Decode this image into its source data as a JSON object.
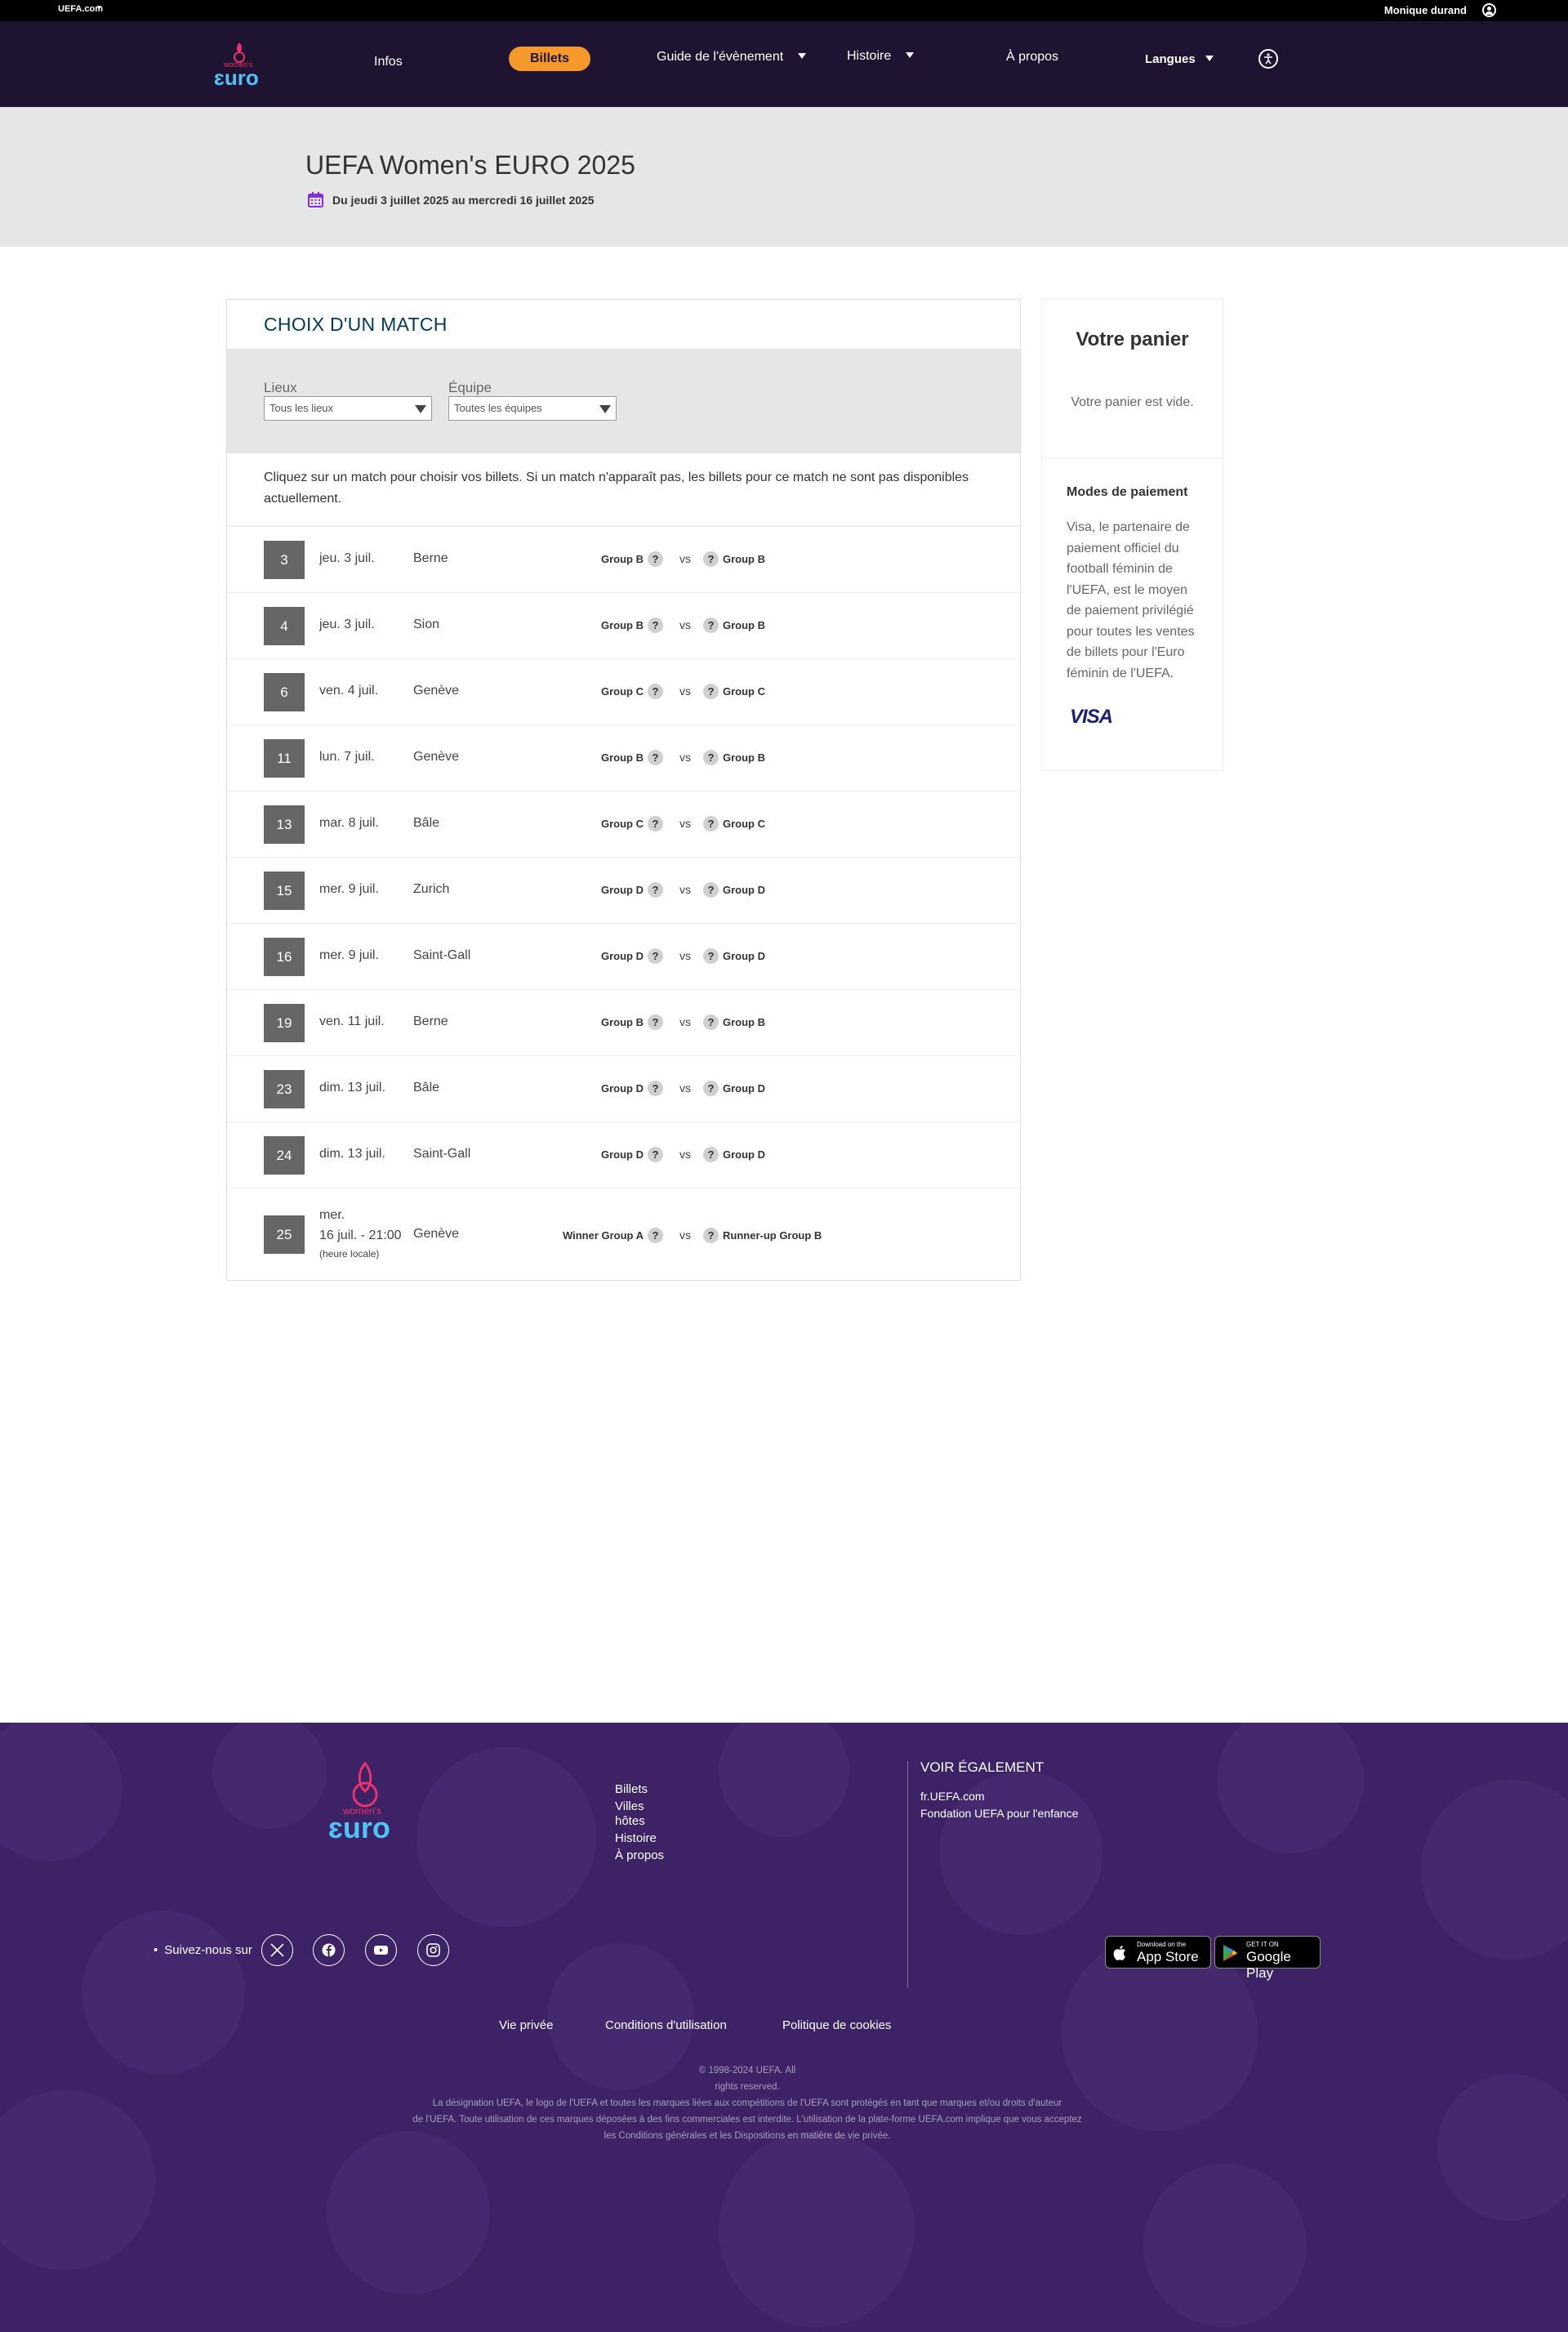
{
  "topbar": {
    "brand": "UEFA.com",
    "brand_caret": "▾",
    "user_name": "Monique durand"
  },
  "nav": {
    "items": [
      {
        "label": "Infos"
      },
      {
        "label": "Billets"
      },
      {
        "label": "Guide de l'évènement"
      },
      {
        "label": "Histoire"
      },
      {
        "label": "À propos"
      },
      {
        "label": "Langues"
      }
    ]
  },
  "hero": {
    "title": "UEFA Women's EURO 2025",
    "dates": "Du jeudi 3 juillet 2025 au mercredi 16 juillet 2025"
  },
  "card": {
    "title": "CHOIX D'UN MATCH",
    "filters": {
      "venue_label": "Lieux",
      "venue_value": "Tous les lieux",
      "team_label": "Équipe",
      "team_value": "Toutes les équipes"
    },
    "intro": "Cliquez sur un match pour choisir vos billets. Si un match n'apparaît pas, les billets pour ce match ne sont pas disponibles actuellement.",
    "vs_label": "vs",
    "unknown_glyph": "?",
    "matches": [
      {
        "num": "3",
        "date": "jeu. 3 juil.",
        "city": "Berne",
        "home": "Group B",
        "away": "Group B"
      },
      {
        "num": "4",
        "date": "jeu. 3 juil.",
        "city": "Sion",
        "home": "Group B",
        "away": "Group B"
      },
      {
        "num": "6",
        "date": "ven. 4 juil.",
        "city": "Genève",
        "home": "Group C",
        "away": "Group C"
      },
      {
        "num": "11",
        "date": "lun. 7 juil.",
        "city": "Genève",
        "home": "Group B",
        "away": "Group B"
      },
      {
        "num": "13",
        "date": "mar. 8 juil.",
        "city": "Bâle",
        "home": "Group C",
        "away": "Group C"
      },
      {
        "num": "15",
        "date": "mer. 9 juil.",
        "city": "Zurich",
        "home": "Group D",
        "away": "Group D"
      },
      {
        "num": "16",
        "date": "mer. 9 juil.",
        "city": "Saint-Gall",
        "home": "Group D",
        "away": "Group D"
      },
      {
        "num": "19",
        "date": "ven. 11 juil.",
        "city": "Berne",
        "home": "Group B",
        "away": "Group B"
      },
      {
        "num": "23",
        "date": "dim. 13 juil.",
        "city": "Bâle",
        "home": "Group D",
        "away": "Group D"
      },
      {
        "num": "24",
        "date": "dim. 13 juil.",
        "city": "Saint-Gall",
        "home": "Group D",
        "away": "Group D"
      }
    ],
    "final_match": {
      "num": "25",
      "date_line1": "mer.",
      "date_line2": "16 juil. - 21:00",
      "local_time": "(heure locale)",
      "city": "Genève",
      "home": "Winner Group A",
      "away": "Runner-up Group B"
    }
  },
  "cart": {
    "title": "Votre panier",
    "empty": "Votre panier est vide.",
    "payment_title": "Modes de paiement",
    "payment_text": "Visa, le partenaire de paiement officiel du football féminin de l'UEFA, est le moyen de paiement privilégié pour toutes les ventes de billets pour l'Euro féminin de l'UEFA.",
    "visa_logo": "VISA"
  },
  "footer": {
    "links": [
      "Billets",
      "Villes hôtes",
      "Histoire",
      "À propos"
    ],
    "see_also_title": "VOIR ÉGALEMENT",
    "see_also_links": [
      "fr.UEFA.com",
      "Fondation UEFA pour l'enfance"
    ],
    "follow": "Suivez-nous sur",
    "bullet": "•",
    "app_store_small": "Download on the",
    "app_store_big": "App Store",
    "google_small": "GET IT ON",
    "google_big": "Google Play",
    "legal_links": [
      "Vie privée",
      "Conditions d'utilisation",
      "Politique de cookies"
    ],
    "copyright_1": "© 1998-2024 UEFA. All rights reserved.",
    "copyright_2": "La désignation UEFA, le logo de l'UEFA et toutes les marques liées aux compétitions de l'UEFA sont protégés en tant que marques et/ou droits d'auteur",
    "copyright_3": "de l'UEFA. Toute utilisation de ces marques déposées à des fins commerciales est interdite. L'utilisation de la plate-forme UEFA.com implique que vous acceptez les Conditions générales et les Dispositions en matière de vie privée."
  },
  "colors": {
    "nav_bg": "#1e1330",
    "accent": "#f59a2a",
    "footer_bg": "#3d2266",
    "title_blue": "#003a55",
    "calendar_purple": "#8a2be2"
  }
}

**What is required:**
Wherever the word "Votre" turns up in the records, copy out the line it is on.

**Result below:**
    "title": "Votre panier",
    "empty": "Votre panier est vide.",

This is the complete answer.